BEGIN
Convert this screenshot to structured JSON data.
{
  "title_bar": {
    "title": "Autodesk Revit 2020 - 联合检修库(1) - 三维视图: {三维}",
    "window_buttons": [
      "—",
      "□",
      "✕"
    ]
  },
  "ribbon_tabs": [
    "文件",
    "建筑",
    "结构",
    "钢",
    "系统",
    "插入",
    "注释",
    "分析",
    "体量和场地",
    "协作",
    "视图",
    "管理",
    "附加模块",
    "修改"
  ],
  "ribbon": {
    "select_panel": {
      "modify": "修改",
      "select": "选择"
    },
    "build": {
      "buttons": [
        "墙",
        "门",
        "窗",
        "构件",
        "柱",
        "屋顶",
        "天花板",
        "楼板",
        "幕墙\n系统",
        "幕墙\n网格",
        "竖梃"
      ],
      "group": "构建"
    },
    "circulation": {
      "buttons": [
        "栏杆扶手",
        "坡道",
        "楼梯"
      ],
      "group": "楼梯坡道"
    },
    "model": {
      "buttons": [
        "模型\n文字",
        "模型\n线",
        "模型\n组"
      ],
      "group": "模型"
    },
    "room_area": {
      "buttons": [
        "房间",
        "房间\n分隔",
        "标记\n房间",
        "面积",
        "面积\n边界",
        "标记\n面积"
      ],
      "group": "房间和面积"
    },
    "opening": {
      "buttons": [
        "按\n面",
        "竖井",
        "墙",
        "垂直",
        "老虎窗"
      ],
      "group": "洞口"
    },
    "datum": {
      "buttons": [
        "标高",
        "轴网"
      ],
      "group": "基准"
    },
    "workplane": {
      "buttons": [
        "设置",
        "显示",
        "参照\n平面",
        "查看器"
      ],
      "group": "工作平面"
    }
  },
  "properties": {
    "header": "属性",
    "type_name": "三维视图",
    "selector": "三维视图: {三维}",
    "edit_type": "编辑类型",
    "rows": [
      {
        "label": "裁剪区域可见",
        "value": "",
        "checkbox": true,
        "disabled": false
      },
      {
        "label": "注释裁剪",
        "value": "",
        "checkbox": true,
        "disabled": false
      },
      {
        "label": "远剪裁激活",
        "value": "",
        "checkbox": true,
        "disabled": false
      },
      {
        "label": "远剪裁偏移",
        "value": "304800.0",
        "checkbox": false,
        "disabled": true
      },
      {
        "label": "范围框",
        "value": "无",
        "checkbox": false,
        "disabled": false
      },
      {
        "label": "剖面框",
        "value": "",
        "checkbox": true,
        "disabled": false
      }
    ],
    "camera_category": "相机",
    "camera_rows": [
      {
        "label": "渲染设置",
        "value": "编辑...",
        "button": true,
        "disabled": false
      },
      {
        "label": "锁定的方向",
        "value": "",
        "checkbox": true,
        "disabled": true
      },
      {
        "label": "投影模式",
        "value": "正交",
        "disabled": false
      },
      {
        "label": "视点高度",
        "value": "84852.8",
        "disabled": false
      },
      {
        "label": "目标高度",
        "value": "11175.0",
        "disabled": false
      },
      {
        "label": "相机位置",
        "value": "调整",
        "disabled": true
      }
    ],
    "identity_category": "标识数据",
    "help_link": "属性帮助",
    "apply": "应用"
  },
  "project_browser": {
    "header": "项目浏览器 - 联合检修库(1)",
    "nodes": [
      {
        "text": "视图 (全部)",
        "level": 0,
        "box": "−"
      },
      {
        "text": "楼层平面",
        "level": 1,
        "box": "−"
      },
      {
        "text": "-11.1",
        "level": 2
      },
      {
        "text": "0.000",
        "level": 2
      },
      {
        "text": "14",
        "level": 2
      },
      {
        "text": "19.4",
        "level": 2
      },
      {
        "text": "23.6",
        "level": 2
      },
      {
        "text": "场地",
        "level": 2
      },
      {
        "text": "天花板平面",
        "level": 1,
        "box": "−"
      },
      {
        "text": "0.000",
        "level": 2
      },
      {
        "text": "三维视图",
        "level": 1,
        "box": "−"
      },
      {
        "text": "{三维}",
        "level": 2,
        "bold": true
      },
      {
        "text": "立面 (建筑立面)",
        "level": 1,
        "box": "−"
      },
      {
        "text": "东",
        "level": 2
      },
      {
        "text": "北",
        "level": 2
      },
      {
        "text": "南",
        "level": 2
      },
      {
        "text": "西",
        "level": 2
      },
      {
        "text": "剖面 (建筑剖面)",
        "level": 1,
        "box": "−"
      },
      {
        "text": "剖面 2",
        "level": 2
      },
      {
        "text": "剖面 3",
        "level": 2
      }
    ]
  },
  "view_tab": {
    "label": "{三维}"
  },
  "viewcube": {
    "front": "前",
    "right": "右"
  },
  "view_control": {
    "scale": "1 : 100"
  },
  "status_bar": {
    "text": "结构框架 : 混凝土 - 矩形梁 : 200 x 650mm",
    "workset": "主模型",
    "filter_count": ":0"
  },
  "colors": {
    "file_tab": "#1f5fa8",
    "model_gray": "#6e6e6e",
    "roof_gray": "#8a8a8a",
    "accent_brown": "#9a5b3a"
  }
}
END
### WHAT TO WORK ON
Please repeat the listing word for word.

### THE COMPLETED TASK
Convert this screenshot to structured JSON data.
{
  "title_bar": {
    "title": "Autodesk Revit 2020 - 联合检修库(1) - 三维视图: {三维}",
    "window_buttons": [
      "—",
      "□",
      "✕"
    ]
  },
  "ribbon_tabs": [
    "文件",
    "建筑",
    "结构",
    "钢",
    "系统",
    "插入",
    "注释",
    "分析",
    "体量和场地",
    "协作",
    "视图",
    "管理",
    "附加模块",
    "修改"
  ],
  "ribbon": {
    "select_panel": {
      "modify": "修改",
      "select": "选择"
    },
    "build": {
      "buttons": [
        "墙",
        "门",
        "窗",
        "构件",
        "柱",
        "屋顶",
        "天花板",
        "楼板",
        "幕墙\n系统",
        "幕墙\n网格",
        "竖梃"
      ],
      "group": "构建"
    },
    "circulation": {
      "buttons": [
        "栏杆扶手",
        "坡道",
        "楼梯"
      ],
      "group": "楼梯坡道"
    },
    "model": {
      "buttons": [
        "模型\n文字",
        "模型\n线",
        "模型\n组"
      ],
      "group": "模型"
    },
    "room_area": {
      "buttons": [
        "房间",
        "房间\n分隔",
        "标记\n房间",
        "面积",
        "面积\n边界",
        "标记\n面积"
      ],
      "group": "房间和面积"
    },
    "opening": {
      "buttons": [
        "按\n面",
        "竖井",
        "墙",
        "垂直",
        "老虎窗"
      ],
      "group": "洞口"
    },
    "datum": {
      "buttons": [
        "标高",
        "轴网"
      ],
      "group": "基准"
    },
    "workplane": {
      "buttons": [
        "设置",
        "显示",
        "参照\n平面",
        "查看器"
      ],
      "group": "工作平面"
    }
  },
  "properties": {
    "header": "属性",
    "type_name": "三维视图",
    "selector": "三维视图: {三维}",
    "edit_type": "编辑类型",
    "rows": [
      {
        "label": "裁剪区域可见",
        "value": "",
        "checkbox": true,
        "disabled": false
      },
      {
        "label": "注释裁剪",
        "value": "",
        "checkbox": true,
        "disabled": false
      },
      {
        "label": "远剪裁激活",
        "value": "",
        "checkbox": true,
        "disabled": false
      },
      {
        "label": "远剪裁偏移",
        "value": "304800.0",
        "checkbox": false,
        "disabled": true
      },
      {
        "label": "范围框",
        "value": "无",
        "checkbox": false,
        "disabled": false
      },
      {
        "label": "剖面框",
        "value": "",
        "checkbox": true,
        "disabled": false
      }
    ],
    "camera_category": "相机",
    "camera_rows": [
      {
        "label": "渲染设置",
        "value": "编辑...",
        "button": true,
        "disabled": false
      },
      {
        "label": "锁定的方向",
        "value": "",
        "checkbox": true,
        "disabled": true
      },
      {
        "label": "投影模式",
        "value": "正交",
        "disabled": false
      },
      {
        "label": "视点高度",
        "value": "84852.8",
        "disabled": false
      },
      {
        "label": "目标高度",
        "value": "11175.0",
        "disabled": false
      },
      {
        "label": "相机位置",
        "value": "调整",
        "disabled": true
      }
    ],
    "identity_category": "标识数据",
    "help_link": "属性帮助",
    "apply": "应用"
  },
  "project_browser": {
    "header": "项目浏览器 - 联合检修库(1)",
    "nodes": [
      {
        "text": "视图 (全部)",
        "level": 0,
        "box": "−"
      },
      {
        "text": "楼层平面",
        "level": 1,
        "box": "−"
      },
      {
        "text": "-11.1",
        "level": 2
      },
      {
        "text": "0.000",
        "level": 2
      },
      {
        "text": "14",
        "level": 2
      },
      {
        "text": "19.4",
        "level": 2
      },
      {
        "text": "23.6",
        "level": 2
      },
      {
        "text": "场地",
        "level": 2
      },
      {
        "text": "天花板平面",
        "level": 1,
        "box": "−"
      },
      {
        "text": "0.000",
        "level": 2
      },
      {
        "text": "三维视图",
        "level": 1,
        "box": "−"
      },
      {
        "text": "{三维}",
        "level": 2,
        "bold": true
      },
      {
        "text": "立面 (建筑立面)",
        "level": 1,
        "box": "−"
      },
      {
        "text": "东",
        "level": 2
      },
      {
        "text": "北",
        "level": 2
      },
      {
        "text": "南",
        "level": 2
      },
      {
        "text": "西",
        "level": 2
      },
      {
        "text": "剖面 (建筑剖面)",
        "level": 1,
        "box": "−"
      },
      {
        "text": "剖面 2",
        "level": 2
      },
      {
        "text": "剖面 3",
        "level": 2
      }
    ]
  },
  "view_tab": {
    "label": "{三维}"
  },
  "viewcube": {
    "front": "前",
    "right": "右"
  },
  "view_control": {
    "scale": "1 : 100"
  },
  "status_bar": {
    "text": "结构框架 : 混凝土 - 矩形梁 : 200 x 650mm",
    "workset": "主模型",
    "filter_count": ":0"
  },
  "colors": {
    "file_tab": "#1f5fa8",
    "model_gray": "#6e6e6e",
    "roof_gray": "#8a8a8a",
    "accent_brown": "#9a5b3a"
  }
}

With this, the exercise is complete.